Number of pages: 336
Weight: 546 g
Dimensions: 236 x 164 x 30 mm

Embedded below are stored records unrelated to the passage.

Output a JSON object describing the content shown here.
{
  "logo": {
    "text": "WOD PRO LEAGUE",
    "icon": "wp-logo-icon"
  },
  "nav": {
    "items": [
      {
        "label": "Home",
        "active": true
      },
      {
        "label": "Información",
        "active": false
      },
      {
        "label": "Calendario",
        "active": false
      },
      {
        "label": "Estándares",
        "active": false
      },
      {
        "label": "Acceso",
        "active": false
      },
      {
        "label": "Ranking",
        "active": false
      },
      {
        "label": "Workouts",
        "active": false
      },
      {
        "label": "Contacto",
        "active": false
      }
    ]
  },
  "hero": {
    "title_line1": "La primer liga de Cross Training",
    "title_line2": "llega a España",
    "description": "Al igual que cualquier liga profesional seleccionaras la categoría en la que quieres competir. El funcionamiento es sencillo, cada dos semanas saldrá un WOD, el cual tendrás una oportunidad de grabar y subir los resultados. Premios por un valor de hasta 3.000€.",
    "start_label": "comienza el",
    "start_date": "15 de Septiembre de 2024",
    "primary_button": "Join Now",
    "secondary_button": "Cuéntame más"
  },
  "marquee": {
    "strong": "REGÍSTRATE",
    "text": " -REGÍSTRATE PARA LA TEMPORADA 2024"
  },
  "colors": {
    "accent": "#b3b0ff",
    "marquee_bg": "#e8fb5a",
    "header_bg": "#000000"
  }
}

2016 Harry S. Truman Book Award Wall Street Journal "An easily digestible page-turner." Financial Times "[A] crisp, elegantly organized account of Potsdam... [An] excellent book." Weekly Standard "[Neiberg is] a skilled storyteller." America in World War II "[A] well-researched, perceptive history." Library Journal "An intriguing and readable book about a conference that has been relegated to footnotes for much too long. A must-have account for everyone..." Publishers Weekly "[A] thoughtful, mildly controversial account... Neiberg's insightful history makes a case that Potsdam worked much better than Versailles had in 1919." Kirkus "This is a solid account of the conference, concisely summarizing its results and significance without excessive indulgence in entertaining personal anecdotes. Fills a hitherto surprisingly empty niche in the World War II library." Geoffrey Wawro, author of A Mad Catastrophe: The Outbreak of World War I and the Collapse of the Habsburg Empire "Michael Neiberg has given us a taut, masterful account of Potsdam, revealing that the Big Three operated more from fear--of each other, of their peoples, of their rivals, and of fast-moving events on the ground--than from any degree of confidence or certainty. The Cold War was born at Potsdam, and Neiberg seats us at the conference table, to feel the tension and acrimony." Jeremi Suri, author of Liberty's Surest Guardian: American Nation-Building from the Founders to Obama "The Potsdam Conference defined international relations in the second half of the twentieth century, and it continues to influence contemporary events in Europe and East Asia. This book offers a compelling account of the events that led to the conference, the personalities who dominated the conference, and the consequences of their decisions. Neiberg explains why Potsdam was more successful than the Versailles Conference at the end of the First World War, and he analyzes how Potsdam contributed to postwar peace. This is a powerful book with high drama--a must-read for anyone interested in global affairs." Norman Stone, author of World War Two: A Short History "Michael Neiberg's Potsdam is a masterpiece of much needed compression on the Potsdam Conference of 1945, and the contrast with peacemaking in 1919 is excellently brought out." Dennis Showalter, Professor History at Colorado College "Ghosts and hopes informed the 1945 Potsdam Conference, which began a new era in European and world history. Michael Neiberg's comprehensively researched, smoothly presented analysis demonstrates that the statesmen who met at Potsdam were as much concerned with ending the era of total war that began in 1914 as with addressing the question of how best to go forward in securing peace and stability. Potsdam describes the processes and consequences in a perceptive work confirming the author's status as a leading scholar of the twentieth century experience." Jonathan Schneer, author of Ministers at War: Winston Churchill and His War Cabinet "With the end of war in Europe in May 1945, Truman, Stalin, Churchill, and their advisors met at Potsdam to solve the 'German problem' once and for all. They agreed upon the main task, but on little else. Shrewdly and economically, Michael Neiberg delineates the conflicting motives and interests that separated the leaders of 'the Big Three.' Mr. Neiberg provides deft pen portraits of the principals as well. He has taken an enormously complicated subject and made it comprehensible for the general reader." Andrew Roberts, author of The Storm of War: A New History of the Second World War "Although the Potsdam Conference isn't as famous as those held at Casablanca, Quebec, or Yalta, Michael Neiberg brilliantly shows how the decisions made at Potsdam color today's world far more than its counterparts. With compelling prose and first-class scholarship, Neiberg superbly captures its spirit of misplaced optimism, as the world teetered on the brink of a totally unnecessary Cold War." Jeremy Black, author of Rethinking World War Two "A first rate account of a meeting that played a key role in defining the postwar world. Scholarly, thoughtful, and well written."